* TASK DESCRIPTION *
Repeat the lines below exactly as they appear, but leave out the images.

======== RECORD SET

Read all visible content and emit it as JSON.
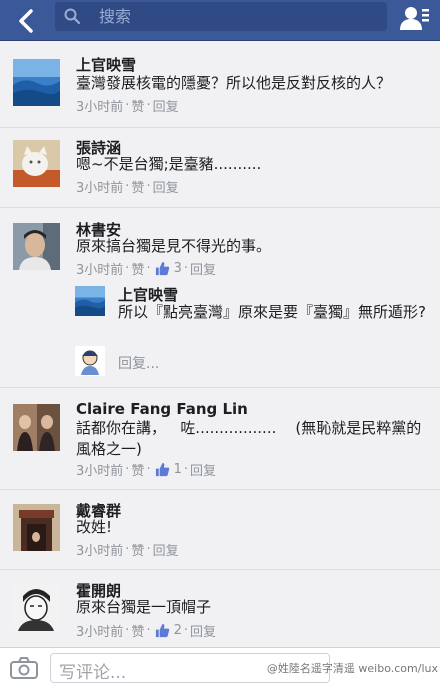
{
  "header": {
    "search_placeholder": "搜索",
    "icons": {
      "back": "chevron-left-icon",
      "search": "search-icon",
      "friends": "friend-requests-icon"
    }
  },
  "comments": [
    {
      "name": "上官映雪",
      "text": "臺灣發展核電的隱憂？所以他是反對反核的人？",
      "time": "3小时前",
      "like": "赞",
      "reply": "回复",
      "likes": ""
    },
    {
      "name": "張詩涵",
      "text": "嗯~不是台獨;是臺豬..........",
      "time": "3小时前",
      "like": "赞",
      "reply": "回复",
      "likes": ""
    },
    {
      "name": "林書安",
      "text": "原來搞台獨是見不得光的事。",
      "time": "3小时前",
      "like": "赞",
      "reply": "回复",
      "likes": "3"
    },
    {
      "name": "Claire Fang Fang Lin",
      "text": "話都你在講，   咗.................    (無恥就是民粹黨的風格之一)",
      "time": "3小时前",
      "like": "赞",
      "reply": "回复",
      "likes": "1"
    },
    {
      "name": "戴睿群",
      "text": "改姓!",
      "time": "3小时前",
      "like": "赞",
      "reply": "回复",
      "likes": ""
    },
    {
      "name": "霍開朗",
      "text": "原來台獨是一頂帽子",
      "time": "3小时前",
      "like": "赞",
      "reply": "回复",
      "likes": "2"
    }
  ],
  "nested_reply": {
    "name": "上官映雪",
    "text": "所以『點亮臺灣』原來是要『臺獨』無所遁形?"
  },
  "reply_box": {
    "placeholder": "回复..."
  },
  "compose": {
    "placeholder": "写评论...",
    "watermark": "@姓陸名遥字清遥 weibo.com/lux"
  },
  "colors": {
    "header_bg": "#3b5998",
    "like_blue": "#5b7bd5"
  }
}
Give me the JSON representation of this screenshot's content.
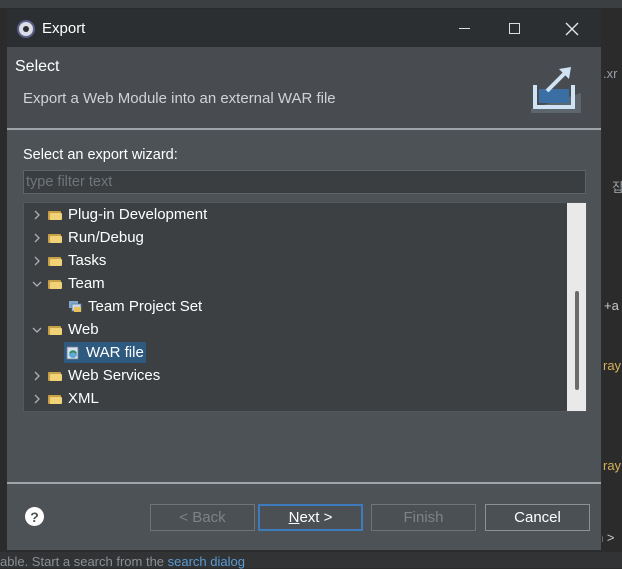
{
  "background": {
    "right_text_1": ".xr",
    "right_text_2": "잡",
    "right_text_3": "+a",
    "right_text_4": "ray",
    "right_text_5": "ray",
    "right_text_6": "h >",
    "bottom_text": "able. Start a search from the ",
    "bottom_link": "search dialog"
  },
  "dialog": {
    "title": "Export",
    "header": {
      "title": "Select",
      "description": "Export a Web Module into an external WAR file"
    },
    "wizard_label": "Select an export wizard:",
    "filter_placeholder": "type filter text",
    "tree": [
      {
        "label": "Plug-in Development",
        "expanded": false,
        "level": 0
      },
      {
        "label": "Run/Debug",
        "expanded": false,
        "level": 0
      },
      {
        "label": "Tasks",
        "expanded": false,
        "level": 0
      },
      {
        "label": "Team",
        "expanded": true,
        "level": 0
      },
      {
        "label": "Team Project Set",
        "level": 1
      },
      {
        "label": "Web",
        "expanded": true,
        "level": 0
      },
      {
        "label": "WAR file",
        "level": 1,
        "selected": true
      },
      {
        "label": "Web Services",
        "expanded": false,
        "level": 0
      },
      {
        "label": "XML",
        "expanded": false,
        "level": 0
      }
    ],
    "buttons": {
      "help": "?",
      "back": "< Back",
      "next_prefix": "N",
      "next_rest": "ext >",
      "finish": "Finish",
      "cancel": "Cancel"
    }
  },
  "colors": {
    "dialog_bg": "#4d5256",
    "titlebar_bg": "#2c2f31",
    "selection": "#2f5a80",
    "default_button_border": "#3d7bbd"
  }
}
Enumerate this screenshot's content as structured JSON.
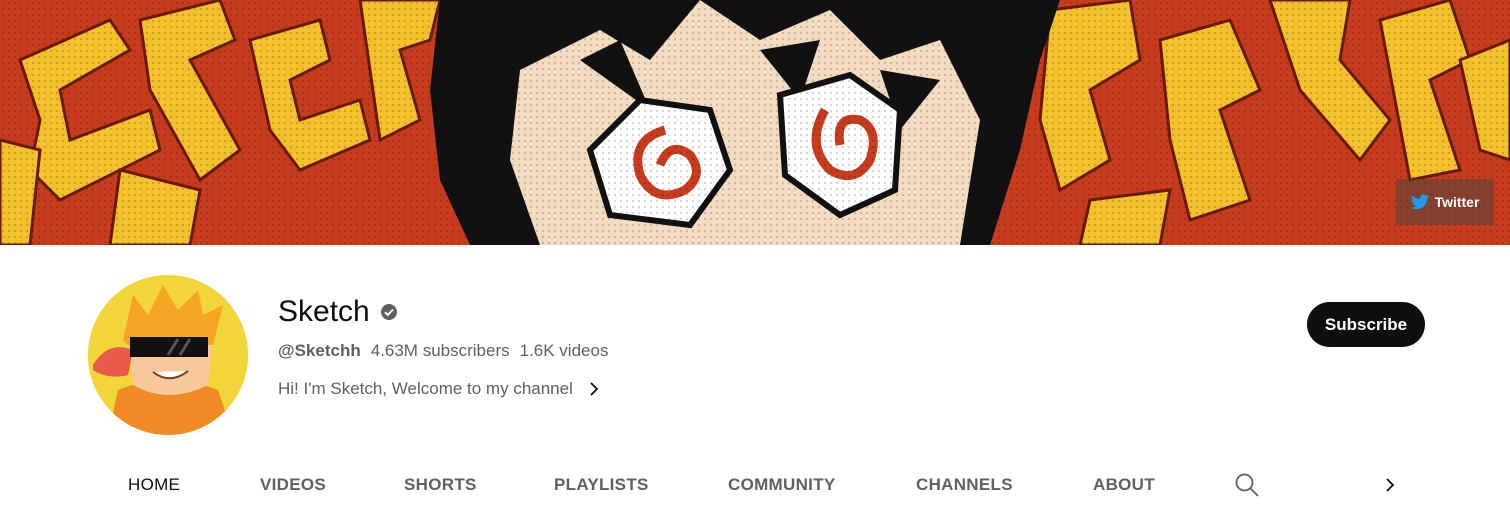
{
  "banner": {
    "twitter_label": "Twitter",
    "colors": {
      "red": "#c83c1e",
      "yellow": "#f3c12c",
      "black": "#111111",
      "skin": "#f4dcc0"
    }
  },
  "channel": {
    "name": "Sketch",
    "handle": "@Sketchh",
    "subscribers": "4.63M subscribers",
    "videos": "1.6K videos",
    "description": "Hi! I'm Sketch, Welcome to my channel",
    "verified_icon": "verified-check-icon"
  },
  "subscribe": {
    "label": "Subscribe",
    "color": "#0f0f0f"
  },
  "tabs": [
    {
      "label": "HOME",
      "active": true
    },
    {
      "label": "VIDEOS"
    },
    {
      "label": "SHORTS"
    },
    {
      "label": "PLAYLISTS"
    },
    {
      "label": "COMMUNITY"
    },
    {
      "label": "CHANNELS"
    },
    {
      "label": "ABOUT"
    }
  ],
  "tab_icons": {
    "search": "search-icon",
    "next": "chevron-right-icon"
  }
}
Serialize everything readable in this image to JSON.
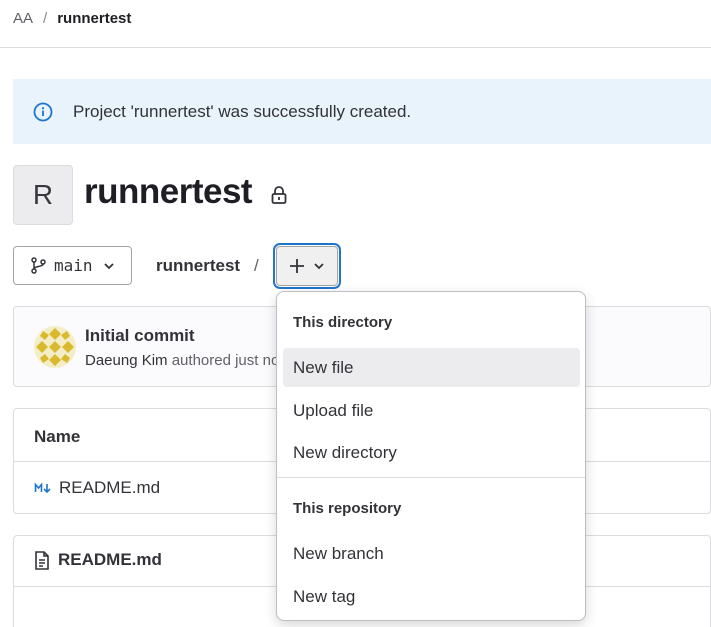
{
  "breadcrumb": {
    "root": "AA",
    "separator": "/",
    "current": "runnertest"
  },
  "alert": {
    "message": "Project 'runnertest' was successfully created.",
    "icon": "info-icon"
  },
  "project": {
    "avatar_letter": "R",
    "name": "runnertest",
    "visibility_icon": "lock-icon"
  },
  "toolbar": {
    "branch": "main",
    "path": "runnertest",
    "path_separator": "/",
    "add_icon": "plus-icon"
  },
  "commit": {
    "title": "Initial commit",
    "author": "Daeung Kim",
    "meta_suffix": "authored just now"
  },
  "files": {
    "column_name": "Name",
    "rows": [
      {
        "name": "README.md",
        "icon": "markdown-icon"
      }
    ]
  },
  "readme": {
    "title": "README.md",
    "icon": "doc-icon"
  },
  "dropdown": {
    "section_1_header": "This directory",
    "section_1_items": [
      "New file",
      "Upload file",
      "New directory"
    ],
    "section_2_header": "This repository",
    "section_2_items": [
      "New branch",
      "New tag"
    ],
    "active_item": "New file"
  },
  "colors": {
    "alert_bg": "#e9f3fc",
    "info_blue": "#1f75cb",
    "focus_ring": "#1f75cb",
    "active_item_bg": "#ececef"
  }
}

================

* YOUR SOLUTION *
Read all visible content and emit it as JSON.
{
  "header": {
    "search_placeholder": "搜索",
    "icons": {
      "back": "chevron-left-icon",
      "search": "search-icon",
      "friends": "friend-requests-icon"
    }
  },
  "comments": [
    {
      "name": "上官映雪",
      "text": "臺灣發展核電的隱憂？所以他是反對反核的人？",
      "time": "3小时前",
      "like": "赞",
      "reply": "回复",
      "likes": ""
    },
    {
      "name": "張詩涵",
      "text": "嗯~不是台獨;是臺豬..........",
      "time": "3小时前",
      "like": "赞",
      "reply": "回复",
      "likes": ""
    },
    {
      "name": "林書安",
      "text": "原來搞台獨是見不得光的事。",
      "time": "3小时前",
      "like": "赞",
      "reply": "回复",
      "likes": "3"
    },
    {
      "name": "Claire Fang Fang Lin",
      "text": "話都你在講，   咗.................    (無恥就是民粹黨的風格之一)",
      "time": "3小时前",
      "like": "赞",
      "reply": "回复",
      "likes": "1"
    },
    {
      "name": "戴睿群",
      "text": "改姓!",
      "time": "3小时前",
      "like": "赞",
      "reply": "回复",
      "likes": ""
    },
    {
      "name": "霍開朗",
      "text": "原來台獨是一頂帽子",
      "time": "3小时前",
      "like": "赞",
      "reply": "回复",
      "likes": "2"
    }
  ],
  "nested_reply": {
    "name": "上官映雪",
    "text": "所以『點亮臺灣』原來是要『臺獨』無所遁形?"
  },
  "reply_box": {
    "placeholder": "回复..."
  },
  "compose": {
    "placeholder": "写评论...",
    "watermark": "@姓陸名遥字清遥 weibo.com/lux"
  },
  "colors": {
    "header_bg": "#3b5998",
    "like_blue": "#5b7bd5"
  }
}
Give me the JSON representation of this screenshot's content.
{
  "background": {
    "right_text_1": ".xr",
    "right_text_2": "잡",
    "right_text_3": "+a",
    "right_text_4": "ray",
    "right_text_5": "ray",
    "right_text_6": "h >",
    "bottom_text": "able. Start a search from the ",
    "bottom_link": "search dialog"
  },
  "dialog": {
    "title": "Export",
    "header": {
      "title": "Select",
      "description": "Export a Web Module into an external WAR file"
    },
    "wizard_label": "Select an export wizard:",
    "filter_placeholder": "type filter text",
    "tree": [
      {
        "label": "Plug-in Development",
        "expanded": false,
        "level": 0
      },
      {
        "label": "Run/Debug",
        "expanded": false,
        "level": 0
      },
      {
        "label": "Tasks",
        "expanded": false,
        "level": 0
      },
      {
        "label": "Team",
        "expanded": true,
        "level": 0
      },
      {
        "label": "Team Project Set",
        "level": 1
      },
      {
        "label": "Web",
        "expanded": true,
        "level": 0
      },
      {
        "label": "WAR file",
        "level": 1,
        "selected": true
      },
      {
        "label": "Web Services",
        "expanded": false,
        "level": 0
      },
      {
        "label": "XML",
        "expanded": false,
        "level": 0
      }
    ],
    "buttons": {
      "help": "?",
      "back": "< Back",
      "next_prefix": "N",
      "next_rest": "ext >",
      "finish": "Finish",
      "cancel": "Cancel"
    }
  },
  "colors": {
    "dialog_bg": "#4d5256",
    "titlebar_bg": "#2c2f31",
    "selection": "#2f5a80",
    "default_button_border": "#3d7bbd"
  }
}
Enumerate this screenshot's content as structured JSON.
{
  "banner": {
    "twitter_label": "Twitter",
    "colors": {
      "red": "#c83c1e",
      "yellow": "#f3c12c",
      "black": "#111111",
      "skin": "#f4dcc0"
    }
  },
  "channel": {
    "name": "Sketch",
    "handle": "@Sketchh",
    "subscribers": "4.63M subscribers",
    "videos": "1.6K videos",
    "description": "Hi! I'm Sketch, Welcome to my channel",
    "verified_icon": "verified-check-icon"
  },
  "subscribe": {
    "label": "Subscribe",
    "color": "#0f0f0f"
  },
  "tabs": [
    {
      "label": "HOME",
      "active": true
    },
    {
      "label": "VIDEOS"
    },
    {
      "label": "SHORTS"
    },
    {
      "label": "PLAYLISTS"
    },
    {
      "label": "COMMUNITY"
    },
    {
      "label": "CHANNELS"
    },
    {
      "label": "ABOUT"
    }
  ],
  "tab_icons": {
    "search": "search-icon",
    "next": "chevron-right-icon"
  }
}
Serialize everything readable in this image to JSON.
{
  "breadcrumb": {
    "root": "AA",
    "separator": "/",
    "current": "runnertest"
  },
  "alert": {
    "message": "Project 'runnertest' was successfully created.",
    "icon": "info-icon"
  },
  "project": {
    "avatar_letter": "R",
    "name": "runnertest",
    "visibility_icon": "lock-icon"
  },
  "toolbar": {
    "branch": "main",
    "path": "runnertest",
    "path_separator": "/",
    "add_icon": "plus-icon"
  },
  "commit": {
    "title": "Initial commit",
    "author": "Daeung Kim",
    "meta_suffix": "authored just now"
  },
  "files": {
    "column_name": "Name",
    "rows": [
      {
        "name": "README.md",
        "icon": "markdown-icon"
      }
    ]
  },
  "readme": {
    "title": "README.md",
    "icon": "doc-icon"
  },
  "dropdown": {
    "section_1_header": "This directory",
    "section_1_items": [
      "New file",
      "Upload file",
      "New directory"
    ],
    "section_2_header": "This repository",
    "section_2_items": [
      "New branch",
      "New tag"
    ],
    "active_item": "New file"
  },
  "colors": {
    "alert_bg": "#e9f3fc",
    "info_blue": "#1f75cb",
    "focus_ring": "#1f75cb",
    "active_item_bg": "#ececef"
  }
}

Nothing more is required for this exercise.